The original inspiration for this technique comes from a fantastic Ray Brown trio album called "Black Orpheus" featuring Jeff Hamilton and Gene Harris. On the the opening track "The Days of Wine and Roses", Jeff plays some phenomenal rolls around the drum set. There is a similar sort of roll at around 1:50 in the video above. The following exercises will help you work your way towards this technique using a variation of the Moeller stroke.
Step 1: Basic Moeller Stroke

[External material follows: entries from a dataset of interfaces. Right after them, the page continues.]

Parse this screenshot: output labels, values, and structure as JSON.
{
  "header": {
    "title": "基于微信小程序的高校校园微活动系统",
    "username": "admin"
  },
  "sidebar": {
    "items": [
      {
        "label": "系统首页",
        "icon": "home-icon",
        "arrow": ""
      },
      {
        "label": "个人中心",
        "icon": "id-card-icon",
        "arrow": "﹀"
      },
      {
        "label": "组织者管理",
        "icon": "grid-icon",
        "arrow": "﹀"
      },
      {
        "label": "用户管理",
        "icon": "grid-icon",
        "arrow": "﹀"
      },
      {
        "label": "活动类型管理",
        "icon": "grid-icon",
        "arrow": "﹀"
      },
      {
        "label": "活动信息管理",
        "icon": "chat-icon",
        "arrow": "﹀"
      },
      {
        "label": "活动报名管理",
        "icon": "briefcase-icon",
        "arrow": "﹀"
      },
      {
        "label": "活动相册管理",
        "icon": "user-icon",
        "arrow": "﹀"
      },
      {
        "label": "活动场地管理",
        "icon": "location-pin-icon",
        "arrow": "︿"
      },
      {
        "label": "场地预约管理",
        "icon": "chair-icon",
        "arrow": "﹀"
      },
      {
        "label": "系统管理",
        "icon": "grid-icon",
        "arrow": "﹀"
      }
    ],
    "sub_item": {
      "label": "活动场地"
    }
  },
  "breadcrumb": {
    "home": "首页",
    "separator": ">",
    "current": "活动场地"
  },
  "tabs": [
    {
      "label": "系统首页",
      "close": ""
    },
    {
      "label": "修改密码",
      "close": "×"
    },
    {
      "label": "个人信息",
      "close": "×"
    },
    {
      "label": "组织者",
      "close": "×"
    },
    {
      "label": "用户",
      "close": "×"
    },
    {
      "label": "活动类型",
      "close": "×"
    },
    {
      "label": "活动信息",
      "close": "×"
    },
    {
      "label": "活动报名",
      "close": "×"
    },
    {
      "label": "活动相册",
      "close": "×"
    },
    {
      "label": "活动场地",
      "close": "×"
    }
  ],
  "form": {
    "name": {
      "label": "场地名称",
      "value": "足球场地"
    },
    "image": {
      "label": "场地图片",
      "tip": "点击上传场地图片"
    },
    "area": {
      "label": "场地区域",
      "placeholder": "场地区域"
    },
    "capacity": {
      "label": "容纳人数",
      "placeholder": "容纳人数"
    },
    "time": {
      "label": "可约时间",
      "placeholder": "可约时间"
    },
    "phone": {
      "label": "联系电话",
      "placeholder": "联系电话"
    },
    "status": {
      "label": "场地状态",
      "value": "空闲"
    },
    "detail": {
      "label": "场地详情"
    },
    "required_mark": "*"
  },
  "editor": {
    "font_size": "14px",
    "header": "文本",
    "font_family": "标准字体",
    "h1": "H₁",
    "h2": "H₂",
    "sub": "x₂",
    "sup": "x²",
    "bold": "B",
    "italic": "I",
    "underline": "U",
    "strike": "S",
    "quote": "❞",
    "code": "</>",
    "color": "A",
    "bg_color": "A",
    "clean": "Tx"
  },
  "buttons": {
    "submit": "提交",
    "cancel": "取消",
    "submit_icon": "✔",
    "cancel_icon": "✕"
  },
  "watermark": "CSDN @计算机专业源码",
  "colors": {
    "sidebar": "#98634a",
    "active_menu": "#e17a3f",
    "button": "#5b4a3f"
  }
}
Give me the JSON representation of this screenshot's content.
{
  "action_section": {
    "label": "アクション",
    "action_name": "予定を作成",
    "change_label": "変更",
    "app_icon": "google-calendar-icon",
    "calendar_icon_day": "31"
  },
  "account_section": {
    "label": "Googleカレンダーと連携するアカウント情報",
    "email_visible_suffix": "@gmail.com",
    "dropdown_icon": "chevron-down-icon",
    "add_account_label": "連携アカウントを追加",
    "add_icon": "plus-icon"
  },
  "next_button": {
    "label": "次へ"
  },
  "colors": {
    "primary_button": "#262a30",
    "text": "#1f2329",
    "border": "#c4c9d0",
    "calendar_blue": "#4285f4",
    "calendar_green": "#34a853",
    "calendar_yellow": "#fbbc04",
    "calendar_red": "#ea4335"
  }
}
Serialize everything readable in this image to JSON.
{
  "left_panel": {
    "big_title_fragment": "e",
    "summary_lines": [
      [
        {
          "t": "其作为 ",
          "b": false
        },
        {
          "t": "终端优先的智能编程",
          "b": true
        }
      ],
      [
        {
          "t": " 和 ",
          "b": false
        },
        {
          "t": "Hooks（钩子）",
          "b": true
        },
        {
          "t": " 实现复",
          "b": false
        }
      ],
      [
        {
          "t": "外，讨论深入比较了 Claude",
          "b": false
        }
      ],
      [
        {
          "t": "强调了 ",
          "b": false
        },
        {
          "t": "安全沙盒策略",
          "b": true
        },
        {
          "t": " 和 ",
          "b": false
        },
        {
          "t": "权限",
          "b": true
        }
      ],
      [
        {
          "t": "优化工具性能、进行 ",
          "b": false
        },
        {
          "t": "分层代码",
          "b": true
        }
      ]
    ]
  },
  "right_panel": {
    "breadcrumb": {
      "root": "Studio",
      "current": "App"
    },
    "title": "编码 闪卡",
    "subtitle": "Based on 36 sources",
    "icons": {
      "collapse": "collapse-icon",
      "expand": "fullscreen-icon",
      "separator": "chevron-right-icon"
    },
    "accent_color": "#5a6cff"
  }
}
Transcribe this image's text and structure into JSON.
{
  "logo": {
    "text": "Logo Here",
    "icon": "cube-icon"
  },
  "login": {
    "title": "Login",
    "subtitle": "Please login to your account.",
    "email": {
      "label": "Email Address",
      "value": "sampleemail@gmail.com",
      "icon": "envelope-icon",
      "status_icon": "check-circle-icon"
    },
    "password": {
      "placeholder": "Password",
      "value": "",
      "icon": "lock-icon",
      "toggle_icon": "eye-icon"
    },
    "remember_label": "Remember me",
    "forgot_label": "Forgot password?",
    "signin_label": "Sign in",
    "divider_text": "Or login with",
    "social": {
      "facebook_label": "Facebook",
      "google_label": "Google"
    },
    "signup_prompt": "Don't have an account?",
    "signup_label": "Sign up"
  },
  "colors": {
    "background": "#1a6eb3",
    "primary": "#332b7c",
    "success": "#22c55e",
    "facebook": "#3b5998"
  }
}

If you haven't already acquainted yourself with the basics of the Moeller stroke, now is the time to start. I would recommend checking out the Jojo Mayer DVD to get oriented. Once you have the basic technique somewhat comfortable, try my "Caravan Warmup" to get it to really soak in. I would not recommend going on to step 2 of this exercise until you have a basic grasp of the Moeller stroke. Here is a video of me playing the first step of the "Caravan Warmup":
Step 2: Isolating the Moeller motions around the drums and practicing them slowly
In this step, focus on getting the Moeller stroke motion feeling comfortable in both directions (clockwise and counterclockwise) around the drums. Use lines #2 and #3 above to help guide you. Start slowly enough that you can use nice big Moeller motions and feel the bounce moving between the different drums.
Line #2 example
Line #3 example
Step 3: One motion into the other motion slowly
Use line #1, but don't try to play this fast yet. Take this step at the same tempo you were doing step #2, and just focus on getting a good comfortable feeling around the drums.
Line #1 slow example
Step 4: One motion into the other motion with a pause more quickly
In this step you will accelerate the tempo without stringing the two motions together. Instead, leave a small space between the two motions by playing this step in 3/4 time. Use line #4 to guide you.
Line #4 example
Step 5: Whole thing
Finally, try both motions consecutively at a faster tempo. This is Moeller stroke around the drums Jeff Hamilton style.
Line #1 fast example
The key to making this technique sound good is keeping the relaxed, flowing feeling of the Moeller as you move around the drums. Focus on the accents and maintaining the bounce of the stick between the various drums.
Because this is a really dense, aggressive drum fill, it is crucial to use it tastefully. If you don't use your musicality to dictate when this fill will be appropriate, and instead just try to superimpose it in different musical situations, the result will be overplaying. Jeff Hamilton only used this fill at the very climax of a song. So, BE SENSITIVE! When you do hear the right spot for this fill, go for it.